### EXERCISE
Please restate the following records word for word.

──────

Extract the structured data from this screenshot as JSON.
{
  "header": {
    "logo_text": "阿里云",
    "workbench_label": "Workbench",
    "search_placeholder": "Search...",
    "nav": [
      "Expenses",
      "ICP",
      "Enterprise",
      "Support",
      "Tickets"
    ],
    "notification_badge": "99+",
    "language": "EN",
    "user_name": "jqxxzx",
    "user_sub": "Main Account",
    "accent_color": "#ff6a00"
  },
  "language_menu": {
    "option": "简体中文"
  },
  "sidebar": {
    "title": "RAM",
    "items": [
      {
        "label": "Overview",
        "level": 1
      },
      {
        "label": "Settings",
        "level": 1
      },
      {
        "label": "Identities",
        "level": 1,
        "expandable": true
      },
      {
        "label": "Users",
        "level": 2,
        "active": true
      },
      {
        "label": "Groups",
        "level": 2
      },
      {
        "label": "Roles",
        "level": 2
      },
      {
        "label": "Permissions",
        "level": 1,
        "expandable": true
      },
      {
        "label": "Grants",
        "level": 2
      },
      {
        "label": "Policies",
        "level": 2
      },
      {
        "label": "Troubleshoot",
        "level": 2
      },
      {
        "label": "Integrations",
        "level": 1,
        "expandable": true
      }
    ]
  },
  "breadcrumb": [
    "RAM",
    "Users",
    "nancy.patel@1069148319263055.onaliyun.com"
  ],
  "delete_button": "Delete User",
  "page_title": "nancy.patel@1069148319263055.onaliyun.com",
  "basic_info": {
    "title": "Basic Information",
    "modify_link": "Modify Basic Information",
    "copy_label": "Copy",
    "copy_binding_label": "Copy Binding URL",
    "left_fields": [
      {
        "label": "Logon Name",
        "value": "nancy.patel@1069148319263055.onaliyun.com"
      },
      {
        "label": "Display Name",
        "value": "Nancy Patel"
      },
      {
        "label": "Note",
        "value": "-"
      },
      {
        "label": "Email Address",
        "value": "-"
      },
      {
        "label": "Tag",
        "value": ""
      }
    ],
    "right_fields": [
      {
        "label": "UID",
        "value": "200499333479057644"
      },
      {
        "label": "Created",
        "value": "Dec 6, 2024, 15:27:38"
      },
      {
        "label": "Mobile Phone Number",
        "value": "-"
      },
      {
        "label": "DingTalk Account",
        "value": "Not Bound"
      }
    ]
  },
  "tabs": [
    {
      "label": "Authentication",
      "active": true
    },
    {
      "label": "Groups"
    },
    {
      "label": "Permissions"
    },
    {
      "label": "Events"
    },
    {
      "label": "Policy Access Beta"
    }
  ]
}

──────

### FINISHED EXERCISE
Extract the structured data from this screenshot as JSON.
{
  "header": {
    "logo_text": "阿里云",
    "workbench_label": "Workbench",
    "search_placeholder": "Search...",
    "nav": [
      "Expenses",
      "ICP",
      "Enterprise",
      "Support",
      "Tickets"
    ],
    "notification_badge": "99+",
    "language": "EN",
    "user_name": "jqxxzx",
    "user_sub": "Main Account",
    "accent_color": "#ff6a00"
  },
  "language_menu": {
    "option": "简体中文"
  },
  "sidebar": {
    "title": "RAM",
    "items": [
      {
        "label": "Overview",
        "level": 1
      },
      {
        "label": "Settings",
        "level": 1
      },
      {
        "label": "Identities",
        "level": 1,
        "expandable": true
      },
      {
        "label": "Users",
        "level": 2,
        "active": true
      },
      {
        "label": "Groups",
        "level": 2
      },
      {
        "label": "Roles",
        "level": 2
      },
      {
        "label": "Permissions",
        "level": 1,
        "expandable": true
      },
      {
        "label": "Grants",
        "level": 2
      },
      {
        "label": "Policies",
        "level": 2
      },
      {
        "label": "Troubleshoot",
        "level": 2
      },
      {
        "label": "Integrations",
        "level": 1,
        "expandable": true
      }
    ]
  },
  "breadcrumb": [
    "RAM",
    "Users",
    "nancy.patel@1069148319263055.onaliyun.com"
  ],
  "delete_button": "Delete User",
  "page_title": "nancy.patel@1069148319263055.onaliyun.com",
  "basic_info": {
    "title": "Basic Information",
    "modify_link": "Modify Basic Information",
    "copy_label": "Copy",
    "copy_binding_label": "Copy Binding URL",
    "left_fields": [
      {
        "label": "Logon Name",
        "value": "nancy.patel@1069148319263055.onaliyun.com"
      },
      {
        "label": "Display Name",
        "value": "Nancy Patel"
      },
      {
        "label": "Note",
        "value": "-"
      },
      {
        "label": "Email Address",
        "value": "-"
      },
      {
        "label": "Tag",
        "value": ""
      }
    ],
    "right_fields": [
      {
        "label": "UID",
        "value": "200499333479057644"
      },
      {
        "label": "Created",
        "value": "Dec 6, 2024, 15:27:38"
      },
      {
        "label": "Mobile Phone Number",
        "value": "-"
      },
      {
        "label": "DingTalk Account",
        "value": "Not Bound"
      }
    ]
  },
  "tabs": [
    {
      "label": "Authentication",
      "active": true
    },
    {
      "label": "Groups"
    },
    {
      "label": "Permissions"
    },
    {
      "label": "Events"
    },
    {
      "label": "Policy Access Beta"
    }
  ]
}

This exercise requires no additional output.